London Mayoral Elections
In May London will go to the polls to elect a new mayor, and for the first time since 2008, Boris Johnson will not be on the ballot paper (his ambitions are loftier these days).
Cities are the right unit of analysis when it comes to thinking about tech ecosystems and policy, so the next Mayor will matter. While London Mayors haven’t had as much power as many of their counterparts around the world (eg in New York), this is slowly changing. Mayors and local government are increasingly being given more control (and budgets) over their cities.
In May it will be Labour’s Sadiq Khan up against Tory Zac Goldsmith, and Sadiq enters the new year as the front-runner. Both have expressed an interest in technology, although Sadiq does seem to said more publicly about his positions, notably raising concerns about the lack of affordable office space, immigration and skills.
To influence the debate, Coadec is organising a London Startup Manifesto (building on the model of its national Startup Manifesto ahead of the General Election). Do get in touch if you’d like to be involved.
There’s also an effort to create a broader London Tech Manifesto being led by techUK, The Centre for London and Tech London Advocates. They are hosting a hustings for the candidates on February 9th, so a date for the diary!
Investigatory Powers Bill
The government is trying to overhaul and update the UK’s framework for investigatory powers.
The deadline for written evidence has already passed, but they are still taking oral evidence, and are expected to publish their report by February 11th. Soon after this, the government is likely to introduce their revised version of the Bill, after which it should make speedy progress through parliament.
The most contentious areas have been new powers to require the retention of ‘internet connection records’, as well as a lack of clarity on encryption.

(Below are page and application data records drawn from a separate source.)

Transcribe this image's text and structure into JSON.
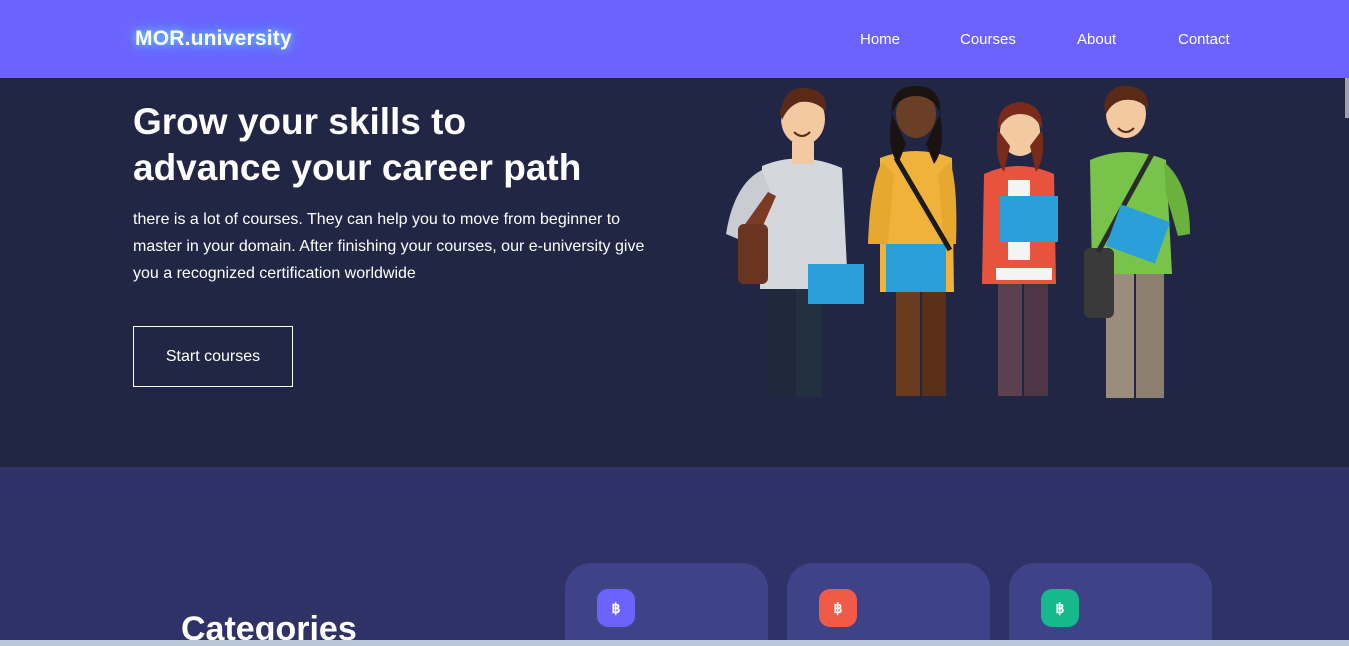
{
  "nav": {
    "logo": "MOR.university",
    "links": [
      "Home",
      "Courses",
      "About",
      "Contact"
    ]
  },
  "hero": {
    "title_line1": "Grow your skills to",
    "title_line2": "advance your career path",
    "description": "there is a lot of courses. They can help you to move from beginner to master in your domain. After finishing your courses, our e-university give you a recognized certification worldwide",
    "button_label": "Start courses"
  },
  "categories": {
    "title": "Categories",
    "cards": [
      {
        "icon_symbol": "฿",
        "icon_name": "bitcoin-icon",
        "icon_color": "#6c63ff"
      },
      {
        "icon_symbol": "฿",
        "icon_name": "bitcoin-icon",
        "icon_color": "#f05a46"
      },
      {
        "icon_symbol": "฿",
        "icon_name": "bitcoin-icon",
        "icon_color": "#15b98c"
      }
    ]
  },
  "colors": {
    "brand": "#6c63ff",
    "hero_bg": "#212644",
    "section_bg": "#2e3267",
    "card_bg": "#3e4287"
  }
}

The Home Office’s approach has been less aggressive than in the past, and they feel they have already toned down many proposals, so any further changes are likely to come with a fight.

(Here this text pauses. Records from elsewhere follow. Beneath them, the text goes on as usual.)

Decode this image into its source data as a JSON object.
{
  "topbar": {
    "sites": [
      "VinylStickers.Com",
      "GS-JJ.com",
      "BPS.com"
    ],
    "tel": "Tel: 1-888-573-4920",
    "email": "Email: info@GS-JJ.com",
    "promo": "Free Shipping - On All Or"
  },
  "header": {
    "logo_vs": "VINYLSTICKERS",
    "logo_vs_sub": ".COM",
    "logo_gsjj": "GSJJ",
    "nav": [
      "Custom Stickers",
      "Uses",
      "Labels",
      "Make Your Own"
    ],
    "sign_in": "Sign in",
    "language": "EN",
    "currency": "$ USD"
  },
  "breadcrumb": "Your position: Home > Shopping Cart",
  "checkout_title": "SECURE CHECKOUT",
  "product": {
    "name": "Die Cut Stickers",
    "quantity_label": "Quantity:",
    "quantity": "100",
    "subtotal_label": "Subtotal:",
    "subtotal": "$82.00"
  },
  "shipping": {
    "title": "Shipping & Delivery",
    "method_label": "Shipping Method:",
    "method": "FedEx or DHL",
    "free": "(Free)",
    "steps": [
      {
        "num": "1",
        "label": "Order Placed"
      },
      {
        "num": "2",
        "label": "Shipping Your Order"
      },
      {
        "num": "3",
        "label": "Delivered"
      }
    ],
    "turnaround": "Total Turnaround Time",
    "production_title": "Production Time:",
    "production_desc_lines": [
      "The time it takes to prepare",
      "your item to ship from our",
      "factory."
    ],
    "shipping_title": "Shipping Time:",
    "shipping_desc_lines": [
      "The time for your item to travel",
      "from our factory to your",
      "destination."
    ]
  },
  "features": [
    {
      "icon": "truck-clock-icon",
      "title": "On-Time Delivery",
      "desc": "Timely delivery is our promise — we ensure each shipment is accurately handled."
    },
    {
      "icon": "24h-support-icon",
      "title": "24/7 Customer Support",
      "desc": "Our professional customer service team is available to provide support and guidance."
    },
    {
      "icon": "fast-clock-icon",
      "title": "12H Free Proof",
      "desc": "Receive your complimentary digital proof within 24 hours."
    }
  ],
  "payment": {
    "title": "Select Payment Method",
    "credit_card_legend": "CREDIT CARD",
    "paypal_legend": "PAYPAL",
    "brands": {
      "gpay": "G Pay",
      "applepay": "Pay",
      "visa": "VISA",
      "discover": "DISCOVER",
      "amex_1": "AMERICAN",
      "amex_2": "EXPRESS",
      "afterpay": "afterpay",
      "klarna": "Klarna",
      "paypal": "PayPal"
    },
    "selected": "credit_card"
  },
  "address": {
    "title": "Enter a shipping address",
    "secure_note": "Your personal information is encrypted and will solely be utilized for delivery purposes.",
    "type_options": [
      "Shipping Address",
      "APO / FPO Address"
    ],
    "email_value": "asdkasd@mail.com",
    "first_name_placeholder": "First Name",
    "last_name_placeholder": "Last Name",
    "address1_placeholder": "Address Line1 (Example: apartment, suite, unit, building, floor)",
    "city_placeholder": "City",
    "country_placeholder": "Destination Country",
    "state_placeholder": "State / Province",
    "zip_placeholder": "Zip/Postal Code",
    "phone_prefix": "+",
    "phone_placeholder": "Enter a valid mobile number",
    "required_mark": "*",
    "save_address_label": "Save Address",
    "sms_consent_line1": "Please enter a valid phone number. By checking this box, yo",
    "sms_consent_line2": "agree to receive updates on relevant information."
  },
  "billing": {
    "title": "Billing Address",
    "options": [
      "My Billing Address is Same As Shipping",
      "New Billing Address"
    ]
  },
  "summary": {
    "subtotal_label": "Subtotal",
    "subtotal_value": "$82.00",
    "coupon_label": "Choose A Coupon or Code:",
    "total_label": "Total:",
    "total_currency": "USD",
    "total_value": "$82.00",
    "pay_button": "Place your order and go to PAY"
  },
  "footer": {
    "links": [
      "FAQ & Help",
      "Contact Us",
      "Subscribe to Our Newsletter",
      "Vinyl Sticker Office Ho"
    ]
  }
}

Immigration changes to come
Some time last month the government’s Migration Advisory Committee will have sent their latest report to ministers. This report was commissioned by the government to:

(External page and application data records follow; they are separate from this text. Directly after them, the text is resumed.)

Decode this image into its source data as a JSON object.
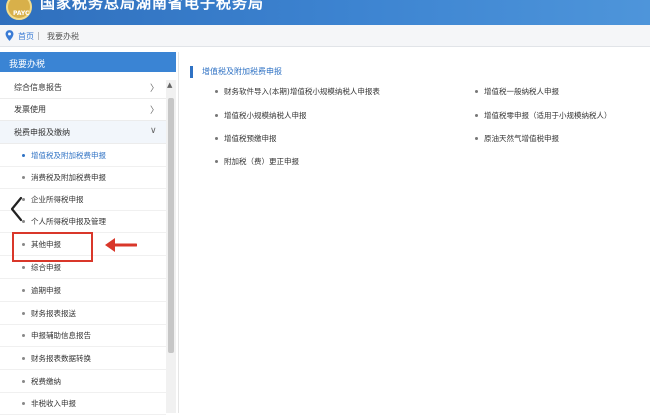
{
  "header": {
    "logo_text": "PAYC",
    "site_title": "国家税务总局湖南省电子税务局"
  },
  "breadcrumb": {
    "home": "首页",
    "separator": "|",
    "current": "我要办税"
  },
  "sidebar": {
    "title": "我要办税",
    "menu": [
      {
        "label": "综合信息报告",
        "arrow": "〉"
      },
      {
        "label": "发票使用",
        "arrow": "〉"
      },
      {
        "label": "税费申报及缴纳",
        "arrow": "∨"
      }
    ],
    "sub_items": [
      {
        "label": "增值税及附加税费申报"
      },
      {
        "label": "消费税及附加税费申报"
      },
      {
        "label": "企业所得税申报"
      },
      {
        "label": "个人所得税申报及管理"
      },
      {
        "label": "其他申报"
      },
      {
        "label": "综合申报"
      },
      {
        "label": "逾期申报"
      },
      {
        "label": "财务报表报送"
      },
      {
        "label": "申报辅助信息报告"
      },
      {
        "label": "财务报表数据转换"
      },
      {
        "label": "税费缴纳"
      },
      {
        "label": "非税收入申报"
      }
    ]
  },
  "content": {
    "section_title": "增值税及附加税费申报",
    "links": [
      "财务软件导入(本期)增值税小规模纳税人申报表",
      "增值税一般纳税人申报",
      "增值税小规模纳税人申报",
      "增值税零申报（适用于小规模纳税人）",
      "增值税预缴申报",
      "原油天然气增值税申报",
      "附加税（费）更正申报"
    ]
  },
  "colors": {
    "accent": "#2f72c4",
    "header_blue": "#3a84d4",
    "annotation_red": "#d9372a"
  }
}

advise on changes to Tier 2 to address concerns about the rising number of migrants in that route and reliance on them to fill shortages
In other words, they’re looking to reduce numbers using the Tier 2 visa route, which is the main way for companies to hire skilled workers from outside the EU.
This report should be made public some time this month, shortly after which we can expect new policy announcements from the government itself. They often follow the MAC’s advice, so the contents of the report will be very important.
This is why Coadec launched a #SaveSkilledMigration campaign to try to make sure that any changes to the Tier 2 system don’t harm digital startups and scale-ups who rely on international talent to grow. Fingers crossed…
EU referendum heats up
We still don’t know whether the referendum itself will be held this year (the deadline set by the Prime Minister is the end of 2017), but it’s certain that the debate over Brexit will heat up this year.
Despite Douglas Carswell’s attempt to rally the tech community around #DigitalSaysLeave, most people seemed to disagree.
The surveys I’ve seen both suggest that the tech community is in favour of staying in a reformed EU: techUK say that 70% of members want to stay in a reformed EU, while Tech London Advocates say that 87% of their members want to stay.
This will be the year when those voices (and those opposing) become more vocal. Check out the replies to Eileen’s tweet above, to see quite how vocal it can get…
So it’s going to be a busy year, and there are plenty of things I’ve left out (including on the EU’s digital single market strategy, and a continued focus from the UK government on fintech, including hopefully the launch of an open bank API standard).
I’m also going to try to keep up more writing, so do hold me to it.
And it you’re interested in a more regular update on tech policy do sign up for Coadec’s Week in Startup Policy which goes out every Friday.